The Best Soil For Swiss Cheese Plants

Last Updated on November 11, 2022

This article details how to prepare the best soil for Swiss cheese plants. These beautiful plants have characteristic holes in their leaves, and, if given the right soil make beautiful indoor plants. They can even be trained to dangle down stairwells and root into multiple pots on different floors. Read more to find out how to make this delicious monster your star home plant.

What Is A Swiss Cheese Plant?

This plant is also known as a delicious monster, and its species name even denotes this – Monstera deliciosa. The name Swiss Cheese Plant specifically refers to the big holes in its leaves that make it look similar to the holes in types of Swiss cheese.

The plant has a curious growth habit whereby it will grow away from light – this was how it would find a tree trunk, which it would lean against and eventually grow upwards on. Indoor gardening with this plant can therefore be a bit unusual as it is one of the few house plants that will seek dark corners and grow away from the sun!!

 best soil for swiss cheese plant

What Is The Best Soil For Swiss Cheese Plants?

To prepare the best soil for Swiss Cheese plants, you need to mimic what would be on the forest floors where they grow naturally. This is a mixture of compost, rotting wood, and some moss. Many people use soil mixes that contain peat moss – peat moss is a finite global resource and its use for anything should not be encouraged. Hence I will provide a responsible alternative recipe for the soil that does not use peat moss.

I have quite a few of these plants and my mix comprises 1 part milled pine bark, 1 part hydrated coco-coir, 1 part rich potting soil, and 1 part pearlite. I love pearlite and put it in everything. It seems you cannot go wrong with this stuff. This mix appears to be perfect as my plants grow very well!

What Are The Holes In A Swiss Cheese Plant’s Leaves Called?

The leaves are called fenestrate leaves. This term basically is a corruption of the Latin word for windows. So they are leaves with windows in them – holes you can see through!! The leaves start off as solid leaves, and as they get larger and older the holes develop. I love watching this process happen. The leaves emerge from the plant with great energy when each leaf unfolds. It is quite amazing how fast they grow and unfurl.

I often trim older leaves from the plants and use them in large vases to place in corners and give the impression of potted plants. The leaves last for months indoors as long as the leaf stem is in water.

How To Repot A Swiss Cheese Plant

When I moved these from my garden into pots, I found that the actual main plant has quite a shallow root structure.

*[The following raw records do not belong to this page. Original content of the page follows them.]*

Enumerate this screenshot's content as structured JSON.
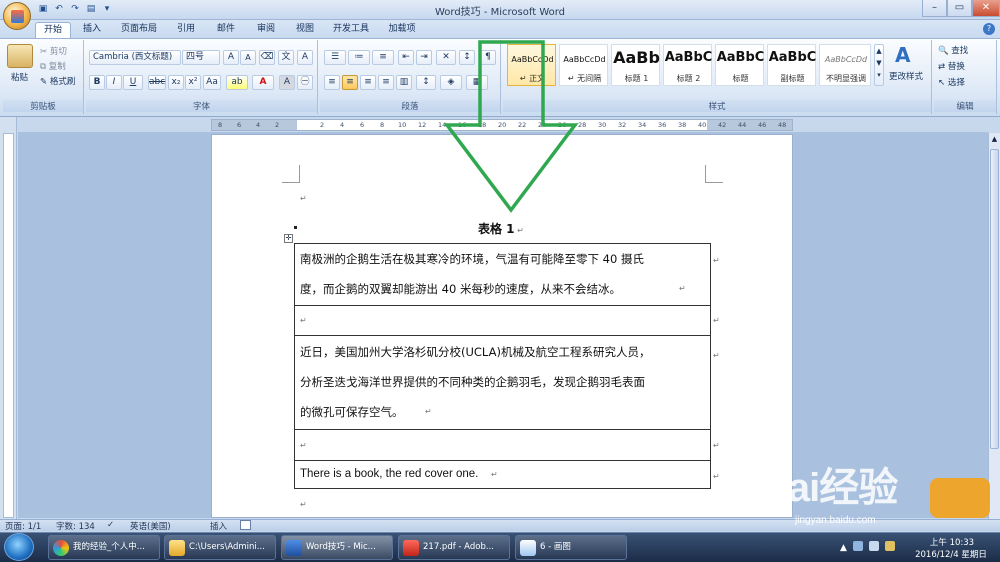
{
  "window": {
    "title": "Word技巧 - Microsoft Word"
  },
  "tabs": [
    "开始",
    "插入",
    "页面布局",
    "引用",
    "邮件",
    "审阅",
    "视图",
    "开发工具",
    "加载项"
  ],
  "clipboard": {
    "paste": "粘贴",
    "cut": "剪切",
    "copy": "复制",
    "format_painter": "格式刷",
    "group": "剪贴板"
  },
  "font": {
    "name": "Cambria (西文标题)",
    "size": "四号",
    "group": "字体"
  },
  "paragraph": {
    "group": "段落"
  },
  "styles": {
    "group": "样式",
    "items": [
      {
        "preview": "AaBbCcDd",
        "name": "↵ 正文"
      },
      {
        "preview": "AaBbCcDd",
        "name": "↵ 无间隔"
      },
      {
        "preview": "AaBb",
        "name": "标题 1"
      },
      {
        "preview": "AaBbC",
        "name": "标题 2"
      },
      {
        "preview": "AaBbC",
        "name": "标题"
      },
      {
        "preview": "AaBbC",
        "name": "副标题"
      },
      {
        "preview": "AaBbCcDd",
        "name": "不明显强调"
      }
    ],
    "change_styles": "更改样式"
  },
  "editing": {
    "find": "查找",
    "replace": "替换",
    "select": "选择",
    "group": "编辑"
  },
  "document": {
    "caption": "表格 1",
    "rows": [
      [
        "南极洲的企鹅生活在极其寒冷的环境，气温有可能降至零下 40 摄氏",
        "度，而企鹅的双翼却能游出 40 米每秒的速度，从来不会结冰。"
      ],
      [
        ""
      ],
      [
        "近日，美国加州大学洛杉矶分校(UCLA)机械及航空工程系研究人员，",
        "分析圣迭戈海洋世界提供的不同种类的企鹅羽毛，发现企鹅羽毛表面",
        "的微孔可保存空气。"
      ],
      [
        ""
      ],
      [
        "There is a book, the red cover one."
      ]
    ]
  },
  "status": {
    "page": "页面: 1/1",
    "words": "字数: 134",
    "language": "英语(美国)",
    "mode": "插入"
  },
  "taskbar": {
    "items": [
      "我的经验_个人中...",
      "C:\\Users\\Admini...",
      "Word技巧 - Mic...",
      "217.pdf - Adob...",
      "6 - 画图"
    ],
    "time": "上午 10:33",
    "date": "2016/12/4 星期日"
  },
  "watermark": {
    "text": "Bai经验",
    "url": "jingyan.baidu.com"
  },
  "colors": {
    "annotation_arrow": "#2fa84f",
    "accent": "#1f4f8f"
  }
}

However, they tend to have these creepy crawly aerial roots that trail along the ground. Hence when I have potted outdoor plants into indoor pots as gifts, I had to first remove all the runner roots by pulling them out of the topsoil – this is very easy. Then you just remove the main root ball which is about a foot deep into the soil. From a pot just tap gently around the edge of the pot and then pull the plant – it should pop out of the pot.

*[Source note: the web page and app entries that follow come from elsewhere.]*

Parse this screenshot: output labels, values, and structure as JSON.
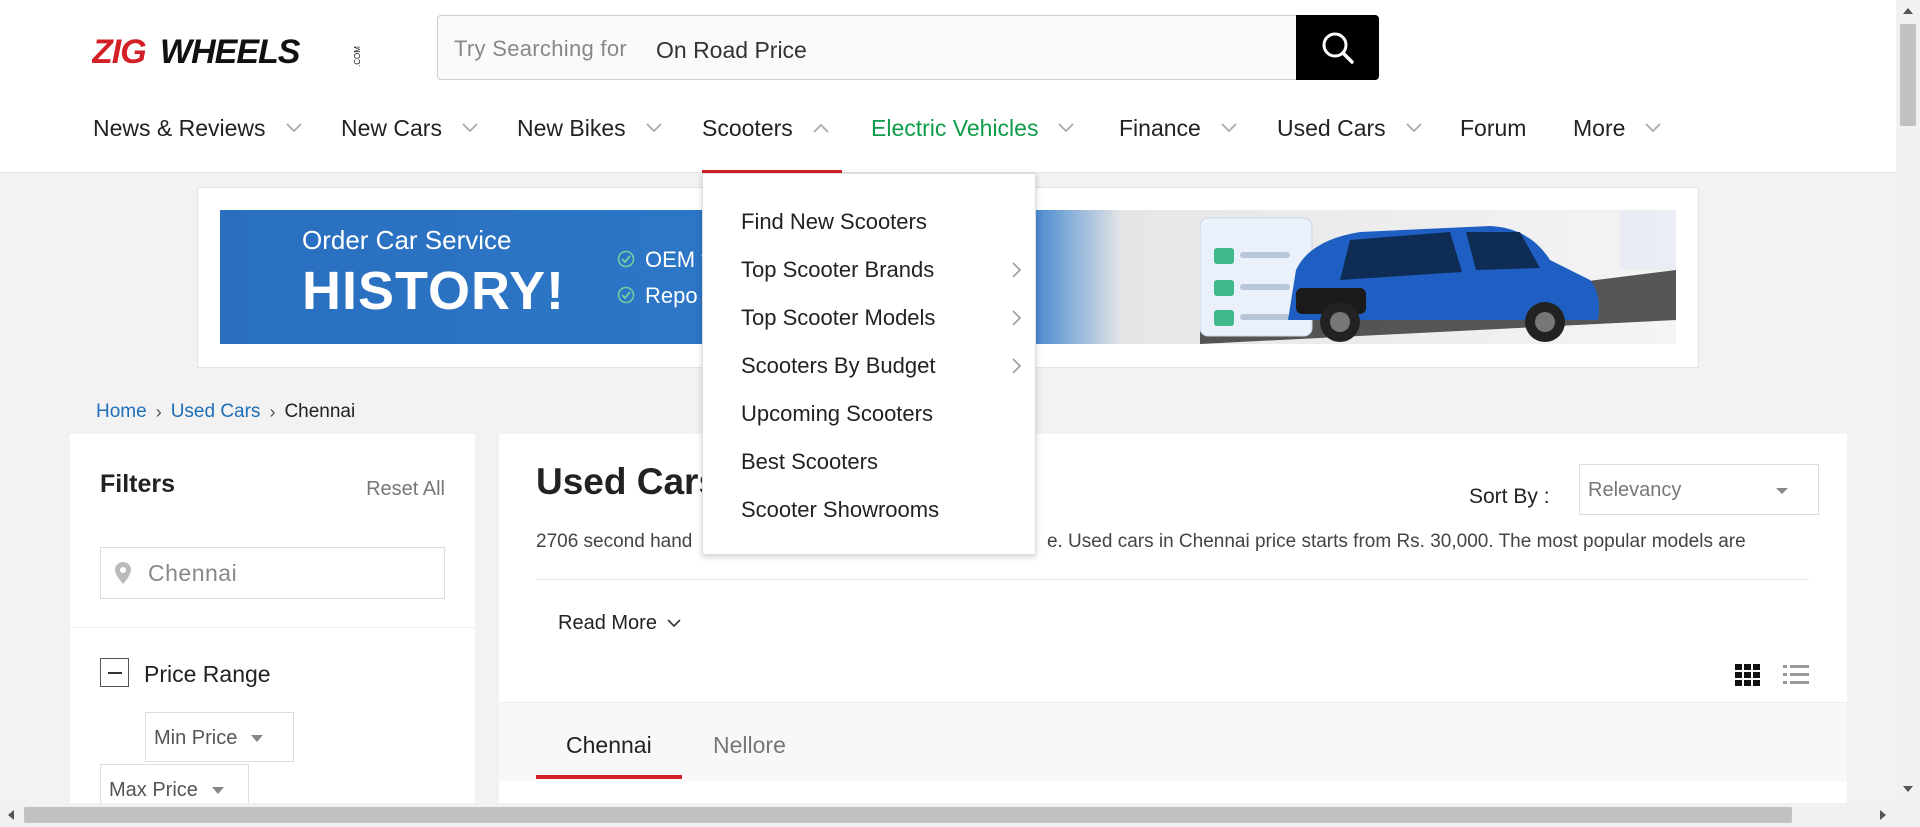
{
  "brand": {
    "logo_text": "ZIGWHEELS",
    "logo_suffix": ".COM",
    "red": "#d31f26",
    "green": "#0c9c4a",
    "link_blue": "#1e6fb8"
  },
  "search": {
    "prefix": "Try Searching for",
    "value": "On Road Price"
  },
  "nav": {
    "items": [
      {
        "label": "News & Reviews",
        "icon": "chevron-down-icon"
      },
      {
        "label": "New Cars",
        "icon": "chevron-down-icon"
      },
      {
        "label": "New Bikes",
        "icon": "chevron-down-icon"
      },
      {
        "label": "Scooters",
        "icon": "chevron-up-icon"
      },
      {
        "label": "Electric Vehicles",
        "icon": "chevron-down-icon"
      },
      {
        "label": "Finance",
        "icon": "chevron-down-icon"
      },
      {
        "label": "Used Cars",
        "icon": "chevron-down-icon"
      },
      {
        "label": "Forum"
      },
      {
        "label": "More",
        "icon": "chevron-down-icon"
      }
    ]
  },
  "scooters_menu": {
    "items": [
      {
        "label": "Find New Scooters"
      },
      {
        "label": "Top Scooter Brands",
        "icon": "chevron-right-icon"
      },
      {
        "label": "Top Scooter Models",
        "icon": "chevron-right-icon"
      },
      {
        "label": "Scooters By Budget",
        "icon": "chevron-right-icon"
      },
      {
        "label": "Upcoming Scooters"
      },
      {
        "label": "Best Scooters"
      },
      {
        "label": "Scooter Showrooms"
      }
    ]
  },
  "banner": {
    "line1": "Order Car Service",
    "line2": "HISTORY!",
    "bullet1": "OEM v",
    "bullet2": "Repo"
  },
  "breadcrumb": {
    "home": "Home",
    "used_cars": "Used Cars",
    "current": "Chennai"
  },
  "filters": {
    "title": "Filters",
    "reset": "Reset All",
    "location": "Chennai",
    "price_range": "Price Range",
    "min_price": "Min Price",
    "max_price": "Max Price"
  },
  "main": {
    "title": "Used Cars",
    "title_paren": ")",
    "sort_label": "Sort By :",
    "sort_value": "Relevancy",
    "desc_start": "2706 second hand",
    "desc_end": "e. Used cars in Chennai price starts from Rs. 30,000. The most popular models are",
    "read_more": "Read More",
    "tabs": [
      "Chennai",
      "Nellore"
    ]
  }
}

Once the plant is free of the pot or ground, you place it in the new pot (which is larger than the old pot) and fill gently around the plant with your soil mix until it is seated. Wait a few hours and water the potting soil mix in, and then over the next few days, you will have to add a bit more soil as it subsides. I find that the root ball is a bit chaotic, so getting the soil to settle is not entirely easy.

These plants can tolerate a few days of little water, so I normally water the soil in, then allow it to dry for a few days, and resume a weekly watering schedule after 10 days. This minimises risk of root rot.

Swiss Cheese Plant Pot Size

If you mix the best soil for swiss cheese plants as detailed, you should be aware that the bigger the pot, the bigger the plant! These plants will be quite small if you plant them in a small pot, and quite huge in a big pot! So if you have a lot of space you can use a large barrel pot type planter.

A pot such as this will produce a relatively compact Swiss Cheese plant that will fit in a corner and be relatively discreet. A pot such as this will on the other hand produce a truly giant Swiss Cheese plant that will really make a statement. I would suggest starting with a smaller pot and seeing how big you want your plant to be.

They can live in the same pot for decades! I know a series of these that have been at my old university’s Botany Department, that grow down a flight of stairs, and these have been there for 30 years and have never been repotted! They are stunted, but beautiful.

Can Swiss Cheese Plants Grow In Water?

We were looking at the best soil for Swiss Cheese plants! Why do you want to grow them in the water!! There are ways to do this – much like growing Lucky Bamboo in water – you can place them in a pot that has no drain, and then every two or so weeks replace the nutrient water in which they are growing.

Once you get tired of this, repot the plant as detailed above!! I find growing plants in water brings smells and mosquitoes into my house, neither of which I need in any more abundance than they already are.

In Conclusion – The Best Soil For Swiss Cheese Plants

I hope this article has helped you understand how to mix and use the best soil for Swiss Cheese plants. This is a lovely plant to grow – it is tough, robust, and just looks amazing. Enjoy the adventure!